Clothesline Series
'Miner's House' 
Clothesline Series which I began in order to draw attention to energy conservation.
'Life with My Human' Watercolour Series
The following paintings are three of a series that I am highlighting at this Art Show. The series started in 2018 and aims to capture the uniqueness of the relationship between each pet and their owner.  A portion of the profit from the sale of commissioned paintings in this series will be donated to a local animal charity or agreed-upon animal charity of the purchaser’s choice.
'Behind the House, Across the Street'
This painting is looking down the Devon Street trail, that the Rotary Club developed last year. Three different home owner's planted flowers to enhance the trail. Thank you to all developers and maintainers of the trail. And a special thank you Barb, my neighbour and her dog for posing. 

'Running Partner'
This beautiful dog and his 'Mom' share a love of going for a run and/or walk together. Living where they do, they visit some pretty spectacular scenery.

'Waiting for a Breeze'
Bruce has many adventures with his owner and this year learning to ride on a sailboat was one of the them. Sailing on Kootenay lake, what could be better?

Textile Cards
At the show, there will be some of my Christmas and winter themed textile cards. I was in the dye pots last week and tried painting cardinals for the first time. The process starts by painting with dyes onto fabric. Later in the process, I thread sketch some details. 
Cardinal's all in a row. They will be cut for individual card tops.

Here are six night skies painted with dyes. You can just see the 'plate' pallet with the dark blue dye on it. Note the lower left card in the photo below. Can you see which one got a rabbit thread sketched on it? Even though I often paint a few images at once, they are all created with variety.
Textile cards for the winter season. In the Creston Valley, people often skate on Duck Lake and that's where I draw my inspiration for the skater's from.

The textile cards make a gift and card in one as they fit perfectly in a 5 X 7" frame.
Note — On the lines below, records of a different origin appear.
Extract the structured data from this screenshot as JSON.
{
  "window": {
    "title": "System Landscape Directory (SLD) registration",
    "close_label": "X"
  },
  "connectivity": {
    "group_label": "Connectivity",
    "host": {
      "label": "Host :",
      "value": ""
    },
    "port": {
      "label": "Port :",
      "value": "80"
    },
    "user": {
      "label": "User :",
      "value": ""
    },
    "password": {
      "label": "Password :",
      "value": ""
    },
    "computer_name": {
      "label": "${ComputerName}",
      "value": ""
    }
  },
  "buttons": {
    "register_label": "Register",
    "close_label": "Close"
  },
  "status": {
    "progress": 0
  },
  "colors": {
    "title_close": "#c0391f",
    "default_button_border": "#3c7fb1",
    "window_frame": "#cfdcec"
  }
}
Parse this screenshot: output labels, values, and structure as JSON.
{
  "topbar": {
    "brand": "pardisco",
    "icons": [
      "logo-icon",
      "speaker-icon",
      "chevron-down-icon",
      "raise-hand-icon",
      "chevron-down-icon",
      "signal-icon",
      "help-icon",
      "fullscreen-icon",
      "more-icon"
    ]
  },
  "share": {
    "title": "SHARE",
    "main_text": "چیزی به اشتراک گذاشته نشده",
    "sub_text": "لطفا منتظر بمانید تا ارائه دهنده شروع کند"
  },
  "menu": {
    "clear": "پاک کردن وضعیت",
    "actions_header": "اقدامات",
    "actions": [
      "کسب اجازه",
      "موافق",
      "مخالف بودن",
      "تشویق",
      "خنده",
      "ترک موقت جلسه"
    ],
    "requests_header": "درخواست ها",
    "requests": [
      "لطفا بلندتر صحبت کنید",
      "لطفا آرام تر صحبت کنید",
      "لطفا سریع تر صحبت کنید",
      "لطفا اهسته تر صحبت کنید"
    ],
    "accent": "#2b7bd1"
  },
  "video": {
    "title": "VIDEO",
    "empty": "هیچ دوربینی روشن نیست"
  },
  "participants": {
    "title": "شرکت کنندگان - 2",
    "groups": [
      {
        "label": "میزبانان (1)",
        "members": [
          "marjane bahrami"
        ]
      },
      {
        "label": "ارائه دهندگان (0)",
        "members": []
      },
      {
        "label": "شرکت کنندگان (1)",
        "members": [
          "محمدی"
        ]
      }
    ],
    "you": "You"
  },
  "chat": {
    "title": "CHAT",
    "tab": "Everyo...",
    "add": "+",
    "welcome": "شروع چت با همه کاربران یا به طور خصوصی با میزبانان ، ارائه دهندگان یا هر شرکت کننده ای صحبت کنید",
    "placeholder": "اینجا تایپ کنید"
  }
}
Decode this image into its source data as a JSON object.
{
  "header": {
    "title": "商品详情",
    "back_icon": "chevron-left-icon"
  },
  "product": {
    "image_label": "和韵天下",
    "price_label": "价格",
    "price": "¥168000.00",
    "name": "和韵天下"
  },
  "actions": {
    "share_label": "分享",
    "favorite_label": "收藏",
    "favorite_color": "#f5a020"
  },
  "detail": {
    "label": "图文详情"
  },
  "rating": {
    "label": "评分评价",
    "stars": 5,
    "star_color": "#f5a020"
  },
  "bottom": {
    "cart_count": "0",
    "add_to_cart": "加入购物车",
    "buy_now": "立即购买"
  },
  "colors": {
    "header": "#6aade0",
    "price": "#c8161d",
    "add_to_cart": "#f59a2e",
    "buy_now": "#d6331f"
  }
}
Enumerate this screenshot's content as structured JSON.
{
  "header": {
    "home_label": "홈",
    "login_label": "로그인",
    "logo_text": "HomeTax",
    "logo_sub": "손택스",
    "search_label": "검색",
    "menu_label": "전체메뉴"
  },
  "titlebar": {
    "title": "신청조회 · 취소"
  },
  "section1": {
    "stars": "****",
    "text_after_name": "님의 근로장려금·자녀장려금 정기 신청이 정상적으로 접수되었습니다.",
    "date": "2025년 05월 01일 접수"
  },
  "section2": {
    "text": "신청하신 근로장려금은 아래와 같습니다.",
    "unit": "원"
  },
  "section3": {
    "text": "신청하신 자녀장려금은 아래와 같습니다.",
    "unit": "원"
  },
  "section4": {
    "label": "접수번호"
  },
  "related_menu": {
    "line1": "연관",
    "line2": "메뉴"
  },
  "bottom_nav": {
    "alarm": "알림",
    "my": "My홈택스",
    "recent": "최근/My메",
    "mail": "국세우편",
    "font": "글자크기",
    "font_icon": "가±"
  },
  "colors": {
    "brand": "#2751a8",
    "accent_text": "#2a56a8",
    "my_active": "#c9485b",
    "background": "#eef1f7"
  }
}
Wednesday, November 7, 2018

Watercolour Painting for the 'Trails for Creston Valley Society'

Recently the Creston Trail Society was fund raising to purchase a riverside property for a park. In the initial stages of fund raising, when I offered my artistic services, the Society members asked me to create a painting that could be used as a poster to track the fund raising efforts. They had a few specific things they wanted which I incorporated. The right side was left quite bare to accommodate the fundraising numbers that were to be added. The painting was copied and laminated which worked very well for adding on slips of paper with amounts of the goal to be reached and the fund raising efforts to date. 

The painting was also used on the cover of the 'I love Creston' magazine!

The poster on the table of one of the fund raisers.

The painting continued to be used for additional posters even after the property was purchased. The graphic designer did a great job in adding the texted to the scanned painting.

Another great poster.

The painting was also used for 75 Thank You cards.

And the local bakery made a cake for a celebration at the purchased property. What a great project to be involved in. Look here for more information Trails for Creston Valley Society